By isolating mutants that could be prospectively induced under less stringent oxygen conditions than the wild type promoter, induction in industrial fermentations can move even further from the transition between batch and fed-batch to automated changes of oxygen concentration. Other potential improvements could be an improved overall efficiency in terms of homogenous expression in the fermenter where oxygen gradients could occur. Strategies in terms of implementing Project Hypoxon can be configured using the department’s state of the art Ultra-Scale down technology and exciting automated machinery.

Ultra-Scale Down & Automation

The development of industrial-scale bioprocesses is a costly and time consuming exercise and generally occurs at the point where speed of process development is key to getting the product through validation to market. This is made more challenging by the difficulty in scaling up many bioprocesses due to the complex interactions between the process conditions and the material. Scaling up is simply the expansion of how much protein is produced using the same process flow sheet.

The Bioprocess complexity is further increased when the whole process considered in terms of growing the E. coli cells and purifying into the final product due multiple interacting variables such as protein shear damage. Microscale approaches can in principle be applied to the study of each unit operation (filtration, centrifugation, etc) in a whole bioprocess sequence. The information obtained could either directly mimic larger scale performance or provide insight into key scale-up issues. As shown below, the transition between scales is quite large and the consumption of resources especially during process development decreases to a great extent by analysing performances. Being such an avant-garde approach, it dwells on a key feature of micro-biochemical engineering in that predictions of large scale performance do not demand scalar (making fermenters or columns bigger) but environment analysis is needed.
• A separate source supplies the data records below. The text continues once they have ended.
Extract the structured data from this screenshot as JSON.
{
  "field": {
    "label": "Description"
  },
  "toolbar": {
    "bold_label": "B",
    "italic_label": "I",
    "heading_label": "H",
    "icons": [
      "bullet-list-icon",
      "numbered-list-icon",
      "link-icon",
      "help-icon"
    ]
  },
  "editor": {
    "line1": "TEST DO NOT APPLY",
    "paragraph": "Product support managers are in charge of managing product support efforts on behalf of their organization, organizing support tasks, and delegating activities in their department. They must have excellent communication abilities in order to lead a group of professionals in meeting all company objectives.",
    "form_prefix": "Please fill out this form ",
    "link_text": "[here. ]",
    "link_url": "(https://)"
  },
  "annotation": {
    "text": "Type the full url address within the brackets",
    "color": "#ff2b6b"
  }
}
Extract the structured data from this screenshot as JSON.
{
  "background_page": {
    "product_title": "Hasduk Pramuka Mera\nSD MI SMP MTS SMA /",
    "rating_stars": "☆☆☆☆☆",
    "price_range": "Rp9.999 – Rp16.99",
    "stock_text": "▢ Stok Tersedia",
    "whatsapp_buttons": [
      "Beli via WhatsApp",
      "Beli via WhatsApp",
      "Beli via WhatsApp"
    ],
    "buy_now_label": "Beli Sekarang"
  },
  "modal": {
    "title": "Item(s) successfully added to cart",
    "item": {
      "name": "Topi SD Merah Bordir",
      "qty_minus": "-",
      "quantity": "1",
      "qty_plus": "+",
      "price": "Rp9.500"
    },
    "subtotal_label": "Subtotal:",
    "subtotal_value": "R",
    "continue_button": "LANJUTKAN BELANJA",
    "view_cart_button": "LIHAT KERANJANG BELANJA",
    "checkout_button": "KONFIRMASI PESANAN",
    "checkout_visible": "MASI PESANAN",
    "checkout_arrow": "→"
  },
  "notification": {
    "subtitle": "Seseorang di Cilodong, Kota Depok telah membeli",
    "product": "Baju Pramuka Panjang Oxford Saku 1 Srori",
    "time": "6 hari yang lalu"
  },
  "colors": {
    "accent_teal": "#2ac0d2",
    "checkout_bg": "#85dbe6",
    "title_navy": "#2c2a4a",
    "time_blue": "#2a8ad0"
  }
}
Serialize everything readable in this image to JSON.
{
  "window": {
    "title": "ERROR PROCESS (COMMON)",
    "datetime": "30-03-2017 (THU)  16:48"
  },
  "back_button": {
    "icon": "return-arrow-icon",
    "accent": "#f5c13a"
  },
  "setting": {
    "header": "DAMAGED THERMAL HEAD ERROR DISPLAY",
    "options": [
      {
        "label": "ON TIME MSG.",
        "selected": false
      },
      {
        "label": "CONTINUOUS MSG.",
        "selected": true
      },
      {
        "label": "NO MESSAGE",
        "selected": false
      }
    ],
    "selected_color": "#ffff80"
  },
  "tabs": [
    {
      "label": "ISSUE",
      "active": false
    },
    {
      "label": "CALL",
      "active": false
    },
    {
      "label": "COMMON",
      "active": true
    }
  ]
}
Key parameters include: Protein shear sensitivity and complex colloid content


Recent advances in scale down technology spearheaded at UCL have progressed to automated microwell-based methods which allow software capabilities to enhance the capacity to iterate between conditions. In terms of Project Hypoxon, hundreds of fermentations can be run simultaneously at microscale in these deep-wells (as shown adjacent) at volumes of 0.5µL (as opposed to hundreds) and run to analyse the dynamic performance of the Hypoxon circuit. These wells act as miniature reactors and can be further developed as shown at UCL where in one case miniature gas sparging impellers have been used to assist with oxygen transfer and sustain E. coli growth.


Ultra-Scale down Automation Summary:

• Allows collection of quantitative data early in the drug development process

• Allows screening and test of large libraries

• Allows the creation of a fully automated sequence

• Saves raw material, costs and time

• Allows use of repetitive procedures


It the capability of intertwining research at various scales that set's the department aside as the world's elite in terms of Bioprocess development. The above exemplifies a bioconversion that has been moulded to as a provisional strategy for the automated characterisation of the mutated promoters.


Retrieved from ""